We had some great discussions during Questions and Comments coming out of this passage. Here’s some of the conversation we had- with a bit more added to help in our thinking:

Question #1 From I Timothy 1:8-11 – talking about the right and wrong use of the law- as a part of Gospel Clarity
            ” Curious to why slave trading and perjury are in this list? Why was it important to Paul? Why should it be important for us?”

Some of the follow up Theology in Community responses were:
    “The law when used properly points us to the brokenness of our own hearts and of the cultures we live in. This kind of using of others (perjury and slavery) was condemned in the law.” Romans 1-3 also Romans 7:7 demonstrate and confirm this use of the law.
” The law confronts the sinful tendencies of our heart to ‘own’ or ‘take advantage of others- this is good use of the law. -Points out our moral failure as a culture even though we think we are more sophisticated now.”

However Paul’s main point here as you move through the text is the law can convict us, may even convince us of our inabilities to live good moral, fully God-pleasing lives but this is where it stops. The law is impotent to transform us. We can’t transform our internal state of sin and brokenness simply by acting better (this is what we would call religious moralism). NEXT week we will look further at how the Gospel is the only means of transforming a condemned-under-the-law sinner, like Paul.
(I Timothy 1:12-18; Ephesians 2:8-9)

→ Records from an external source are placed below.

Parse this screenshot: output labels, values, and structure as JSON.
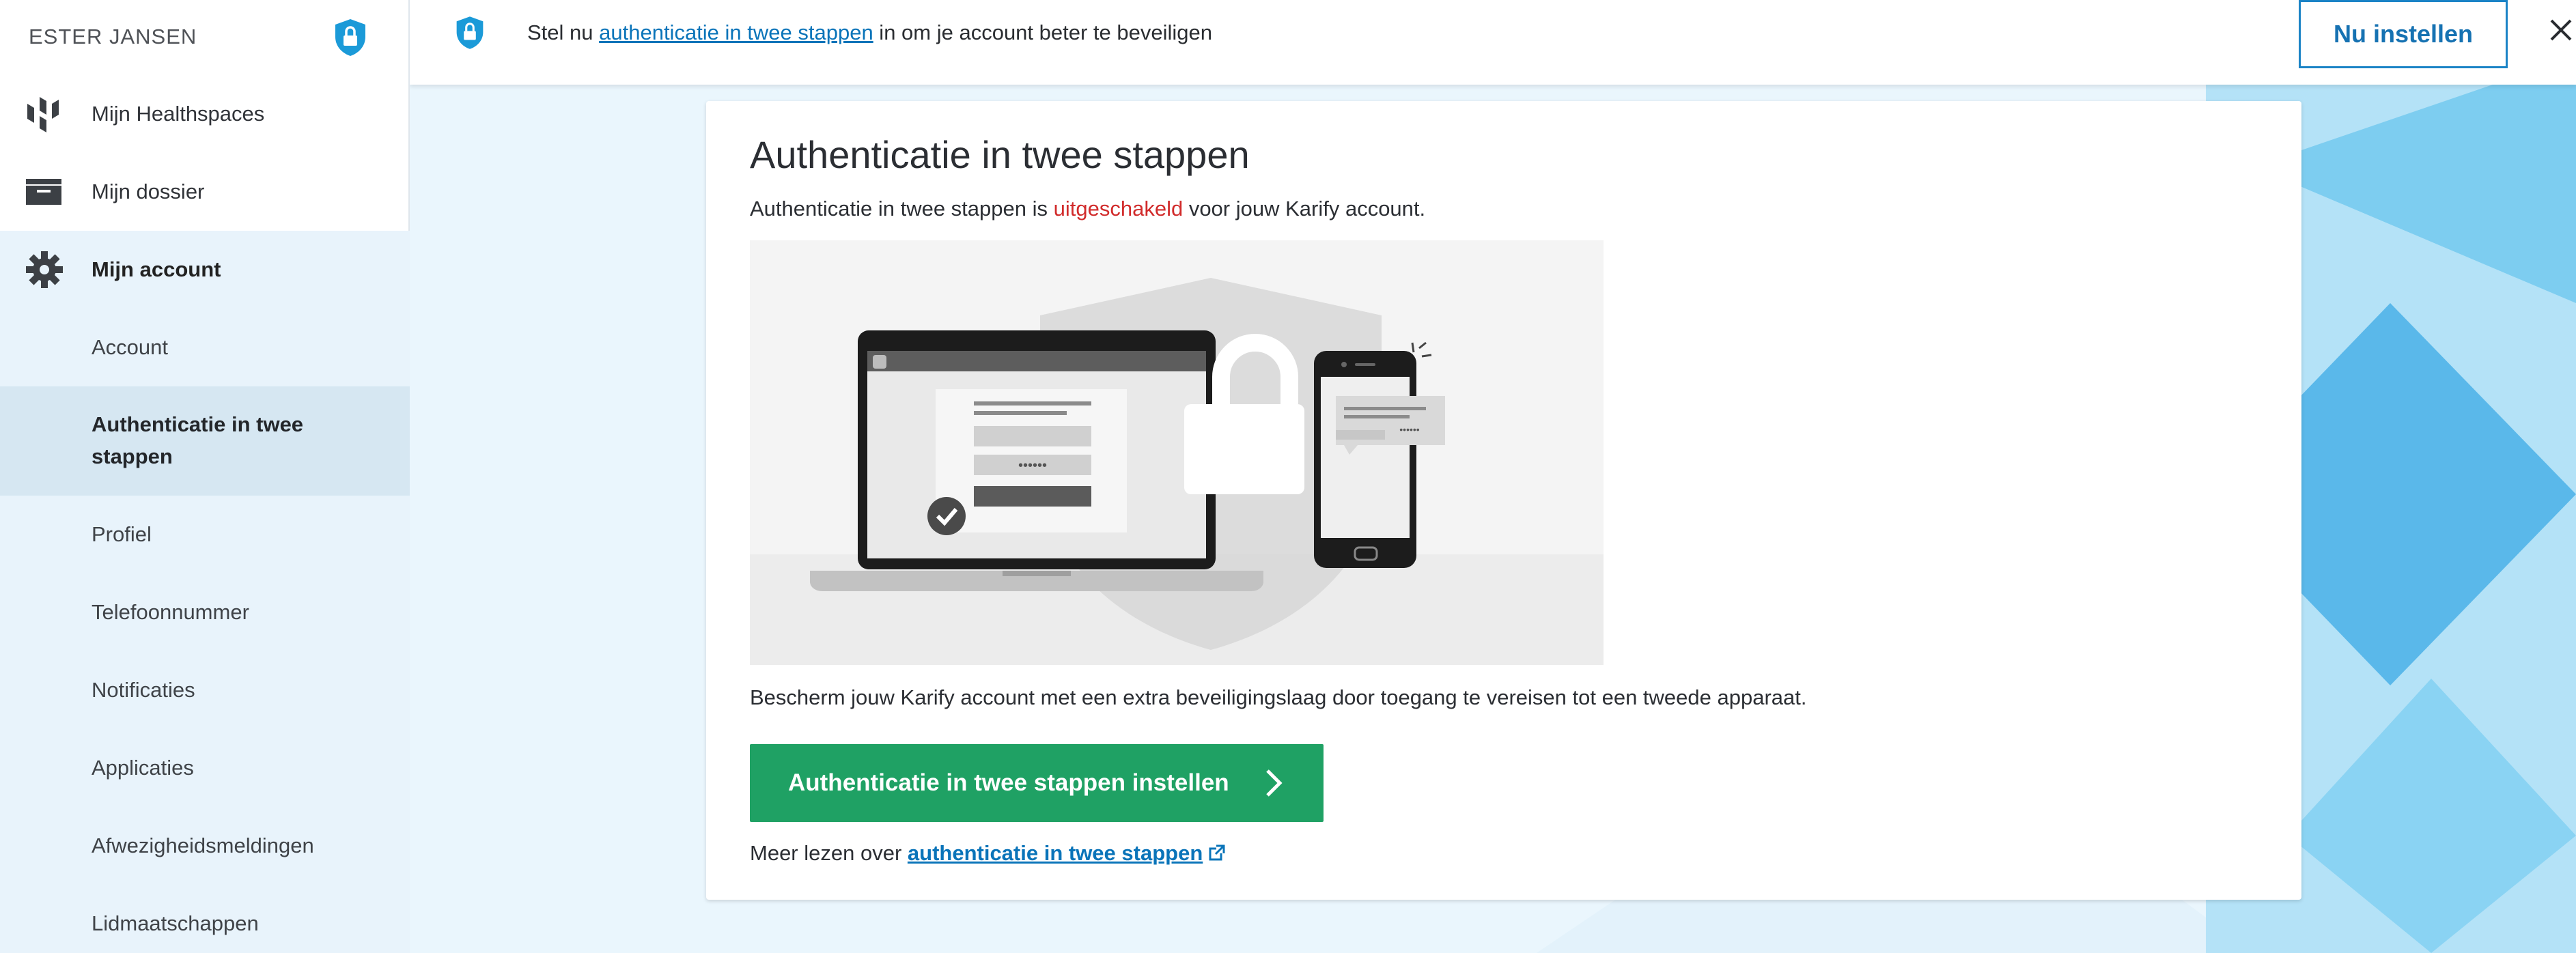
{
  "user": {
    "name": "ESTER JANSEN"
  },
  "nav": {
    "healthspaces": "Mijn Healthspaces",
    "dossier": "Mijn dossier",
    "account": "Mijn account",
    "sub_items": [
      "Account",
      "Authenticatie in twee stappen",
      "Profiel",
      "Telefoonnummer",
      "Notificaties",
      "Applicaties",
      "Afwezigheidsmeldingen",
      "Lidmaatschappen"
    ]
  },
  "banner": {
    "prefix": "Stel nu ",
    "link": "authenticatie in twee stappen",
    "suffix": " in om je account beter te beveiligen",
    "button": "Nu instellen"
  },
  "card": {
    "title": "Authenticatie in twee stappen",
    "status_prefix": "Authenticatie in twee stappen is ",
    "status_value": "uitgeschakeld",
    "status_suffix": " voor jouw Karify account.",
    "description": "Bescherm jouw Karify account met een extra beveiligingslaag door toegang te vereisen tot een tweede apparaat.",
    "button": "Authenticatie in twee stappen instellen",
    "more_prefix": "Meer lezen over ",
    "more_link": "authenticatie in twee stappen"
  },
  "illustration": {
    "password_dots": "••••••"
  },
  "icons": {
    "user_shield": "shield-lock-icon",
    "healthspaces": "healthspaces-icon",
    "dossier": "folder-icon",
    "account": "gear-icon",
    "banner_shield": "shield-lock-icon",
    "close": "close-icon",
    "chevron": "chevron-right-icon",
    "external": "external-link-icon"
  },
  "colors": {
    "accent": "#1b83c6",
    "link": "#0a74b9",
    "danger": "#d12b2b",
    "primary_button": "#1fa164",
    "sidebar_group_bg": "#e8f3fb",
    "selected_bg": "#d6e7f2"
  }
}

One of the conversations/ arguments that we touched on is the contradiction that we perceive in the Bible and in the history of the Church regarding slavery. (i.e Paul condemns slavery here, yet instructs slaves to remain with and be obedient to masters elsewhere. Eph. 6:5; Col. 3:22 The O.T. law allowed for paying back a debt by becoming a bond slave Lev. 25:39 to a debtor until paid) – this is to say nothing of the Slave trade of modern history and even today. This propels us into some bigger, and maybe more uncomfortable questions for those who call themselves Christians who believe the Bible.

Questions like: Why has the church been responsible for so much injustice? Why are Christians such hypocrites?
The length and purpose of this blog precludes from a full answer to these questions here but let me highlight a couple of  recommended articles and a video to help us wrestle through these questions:
Blog Articles    Does God and Jesus Condone Slavery?
Christianity and it’s role in Slavery?

Video: Heres an interaction with  Dr. Timothy Keller as he addresses several cultural arguments put to him at Berkley University

All Christians are Hypocrites , so aren’t Christians the best argument against Christianity?
Highly recommend this Veritas video series to help you both think through and navigate conversations like the ones we are having at PAXnorth.

We don’t purpose to be able to solve all the mysteries and difficulties of faith lived out. But we are willing to wrestle through them openly and honestly. Saying that, we expect respectful answers and comments (we won’t repost disrespect) and we don’t post anonymous comments. Being in community, as a church demands both that we are known by each other and that we err on the side of respectful conversation (grace).

More Questions and Comments to Follow
Brad Somers
lead pastor